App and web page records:
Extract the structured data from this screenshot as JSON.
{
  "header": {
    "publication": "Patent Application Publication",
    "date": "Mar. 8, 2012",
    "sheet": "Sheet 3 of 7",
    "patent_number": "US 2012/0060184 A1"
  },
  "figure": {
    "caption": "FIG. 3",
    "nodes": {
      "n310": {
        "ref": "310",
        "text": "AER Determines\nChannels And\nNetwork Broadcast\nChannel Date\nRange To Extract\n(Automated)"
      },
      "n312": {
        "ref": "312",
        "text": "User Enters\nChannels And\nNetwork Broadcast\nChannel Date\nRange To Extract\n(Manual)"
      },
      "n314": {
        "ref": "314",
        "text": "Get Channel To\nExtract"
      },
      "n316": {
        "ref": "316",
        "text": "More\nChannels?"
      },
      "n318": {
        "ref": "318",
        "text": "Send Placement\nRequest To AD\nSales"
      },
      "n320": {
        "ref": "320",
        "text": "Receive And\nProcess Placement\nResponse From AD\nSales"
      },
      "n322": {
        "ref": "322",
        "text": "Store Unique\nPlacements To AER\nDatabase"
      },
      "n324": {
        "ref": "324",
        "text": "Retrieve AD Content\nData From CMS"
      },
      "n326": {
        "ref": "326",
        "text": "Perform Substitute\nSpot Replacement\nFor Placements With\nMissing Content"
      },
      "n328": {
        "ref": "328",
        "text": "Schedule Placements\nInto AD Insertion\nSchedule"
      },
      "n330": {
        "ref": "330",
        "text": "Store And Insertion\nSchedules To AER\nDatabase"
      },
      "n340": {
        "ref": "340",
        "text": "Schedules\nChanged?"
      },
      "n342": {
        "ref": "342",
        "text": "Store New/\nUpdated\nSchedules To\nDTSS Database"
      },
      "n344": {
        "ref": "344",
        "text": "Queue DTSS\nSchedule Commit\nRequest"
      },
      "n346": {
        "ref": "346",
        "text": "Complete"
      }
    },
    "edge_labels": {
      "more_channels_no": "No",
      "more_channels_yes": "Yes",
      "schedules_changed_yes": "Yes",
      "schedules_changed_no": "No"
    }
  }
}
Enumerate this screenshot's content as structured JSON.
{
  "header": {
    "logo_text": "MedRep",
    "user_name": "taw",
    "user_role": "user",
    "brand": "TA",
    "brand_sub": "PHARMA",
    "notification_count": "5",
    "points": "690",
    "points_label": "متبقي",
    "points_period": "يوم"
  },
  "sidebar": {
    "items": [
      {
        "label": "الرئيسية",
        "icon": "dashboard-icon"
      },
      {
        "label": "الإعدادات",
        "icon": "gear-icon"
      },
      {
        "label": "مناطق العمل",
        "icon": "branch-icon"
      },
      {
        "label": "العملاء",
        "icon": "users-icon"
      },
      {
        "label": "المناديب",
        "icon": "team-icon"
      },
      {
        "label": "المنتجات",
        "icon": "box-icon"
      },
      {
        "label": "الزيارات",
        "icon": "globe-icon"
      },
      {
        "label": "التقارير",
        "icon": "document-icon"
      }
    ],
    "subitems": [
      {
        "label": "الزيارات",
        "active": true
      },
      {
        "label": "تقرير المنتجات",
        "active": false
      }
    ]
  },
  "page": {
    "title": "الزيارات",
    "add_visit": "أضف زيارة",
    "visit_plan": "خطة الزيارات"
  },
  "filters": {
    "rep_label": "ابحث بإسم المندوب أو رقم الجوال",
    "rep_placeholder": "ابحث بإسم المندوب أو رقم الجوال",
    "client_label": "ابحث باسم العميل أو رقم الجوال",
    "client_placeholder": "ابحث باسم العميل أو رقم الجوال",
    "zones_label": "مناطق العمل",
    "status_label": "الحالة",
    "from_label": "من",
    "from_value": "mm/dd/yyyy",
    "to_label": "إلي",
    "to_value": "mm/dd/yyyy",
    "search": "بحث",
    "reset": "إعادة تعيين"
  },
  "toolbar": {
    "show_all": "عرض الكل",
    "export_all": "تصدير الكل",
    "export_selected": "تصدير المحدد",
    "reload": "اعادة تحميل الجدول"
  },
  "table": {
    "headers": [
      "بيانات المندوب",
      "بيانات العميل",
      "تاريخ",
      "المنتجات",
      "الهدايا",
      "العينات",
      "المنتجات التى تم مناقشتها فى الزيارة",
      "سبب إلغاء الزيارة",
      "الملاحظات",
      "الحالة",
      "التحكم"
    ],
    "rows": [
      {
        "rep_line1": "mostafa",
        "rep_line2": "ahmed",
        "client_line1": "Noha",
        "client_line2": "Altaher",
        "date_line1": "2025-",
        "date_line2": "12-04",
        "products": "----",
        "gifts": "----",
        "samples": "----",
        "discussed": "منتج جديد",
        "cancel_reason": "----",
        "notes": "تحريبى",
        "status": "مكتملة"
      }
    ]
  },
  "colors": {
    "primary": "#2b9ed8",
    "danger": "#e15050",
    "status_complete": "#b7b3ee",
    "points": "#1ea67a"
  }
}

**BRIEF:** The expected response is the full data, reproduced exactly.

**RESPONSE TO THIS TASK:**
Extract the structured data from this screenshot as JSON.
{
  "header": {
    "publication": "Patent Application Publication",
    "date": "Mar. 8, 2012",
    "sheet": "Sheet 3 of 7",
    "patent_number": "US 2012/0060184 A1"
  },
  "figure": {
    "caption": "FIG. 3",
    "nodes": {
      "n310": {
        "ref": "310",
        "text": "AER Determines\nChannels And\nNetwork Broadcast\nChannel Date\nRange To Extract\n(Automated)"
      },
      "n312": {
        "ref": "312",
        "text": "User Enters\nChannels And\nNetwork Broadcast\nChannel Date\nRange To Extract\n(Manual)"
      },
      "n314": {
        "ref": "314",
        "text": "Get Channel To\nExtract"
      },
      "n316": {
        "ref": "316",
        "text": "More\nChannels?"
      },
      "n318": {
        "ref": "318",
        "text": "Send Placement\nRequest To AD\nSales"
      },
      "n320": {
        "ref": "320",
        "text": "Receive And\nProcess Placement\nResponse From AD\nSales"
      },
      "n322": {
        "ref": "322",
        "text": "Store Unique\nPlacements To AER\nDatabase"
      },
      "n324": {
        "ref": "324",
        "text": "Retrieve AD Content\nData From CMS"
      },
      "n326": {
        "ref": "326",
        "text": "Perform Substitute\nSpot Replacement\nFor Placements With\nMissing Content"
      },
      "n328": {
        "ref": "328",
        "text": "Schedule Placements\nInto AD Insertion\nSchedule"
      },
      "n330": {
        "ref": "330",
        "text": "Store And Insertion\nSchedules To AER\nDatabase"
      },
      "n340": {
        "ref": "340",
        "text": "Schedules\nChanged?"
      },
      "n342": {
        "ref": "342",
        "text": "Store New/\nUpdated\nSchedules To\nDTSS Database"
      },
      "n344": {
        "ref": "344",
        "text": "Queue DTSS\nSchedule Commit\nRequest"
      },
      "n346": {
        "ref": "346",
        "text": "Complete"
      }
    },
    "edge_labels": {
      "more_channels_no": "No",
      "more_channels_yes": "Yes",
      "schedules_changed_yes": "Yes",
      "schedules_changed_no": "No"
    }
  }
}
Enumerate this screenshot's content as structured JSON.
{
  "header": {
    "logo_text": "MedRep",
    "user_name": "taw",
    "user_role": "user",
    "brand": "TA",
    "brand_sub": "PHARMA",
    "notification_count": "5",
    "points": "690",
    "points_label": "متبقي",
    "points_period": "يوم"
  },
  "sidebar": {
    "items": [
      {
        "label": "الرئيسية",
        "icon": "dashboard-icon"
      },
      {
        "label": "الإعدادات",
        "icon": "gear-icon"
      },
      {
        "label": "مناطق العمل",
        "icon": "branch-icon"
      },
      {
        "label": "العملاء",
        "icon": "users-icon"
      },
      {
        "label": "المناديب",
        "icon": "team-icon"
      },
      {
        "label": "المنتجات",
        "icon": "box-icon"
      },
      {
        "label": "الزيارات",
        "icon": "globe-icon"
      },
      {
        "label": "التقارير",
        "icon": "document-icon"
      }
    ],
    "subitems": [
      {
        "label": "الزيارات",
        "active": true
      },
      {
        "label": "تقرير المنتجات",
        "active": false
      }
    ]
  },
  "page": {
    "title": "الزيارات",
    "add_visit": "أضف زيارة",
    "visit_plan": "خطة الزيارات"
  },
  "filters": {
    "rep_label": "ابحث بإسم المندوب أو رقم الجوال",
    "rep_placeholder": "ابحث بإسم المندوب أو رقم الجوال",
    "client_label": "ابحث باسم العميل أو رقم الجوال",
    "client_placeholder": "ابحث باسم العميل أو رقم الجوال",
    "zones_label": "مناطق العمل",
    "status_label": "الحالة",
    "from_label": "من",
    "from_value": "mm/dd/yyyy",
    "to_label": "إلي",
    "to_value": "mm/dd/yyyy",
    "search": "بحث",
    "reset": "إعادة تعيين"
  },
  "toolbar": {
    "show_all": "عرض الكل",
    "export_all": "تصدير الكل",
    "export_selected": "تصدير المحدد",
    "reload": "اعادة تحميل الجدول"
  },
  "table": {
    "headers": [
      "بيانات المندوب",
      "بيانات العميل",
      "تاريخ",
      "المنتجات",
      "الهدايا",
      "العينات",
      "المنتجات التى تم مناقشتها فى الزيارة",
      "سبب إلغاء الزيارة",
      "الملاحظات",
      "الحالة",
      "التحكم"
    ],
    "rows": [
      {
        "rep_line1": "mostafa",
        "rep_line2": "ahmed",
        "client_line1": "Noha",
        "client_line2": "Altaher",
        "date_line1": "2025-",
        "date_line2": "12-04",
        "products": "----",
        "gifts": "----",
        "samples": "----",
        "discussed": "منتج جديد",
        "cancel_reason": "----",
        "notes": "تحريبى",
        "status": "مكتملة"
      }
    ]
  },
  "colors": {
    "primary": "#2b9ed8",
    "danger": "#e15050",
    "status_complete": "#b7b3ee",
    "points": "#1ea67a"
  }
}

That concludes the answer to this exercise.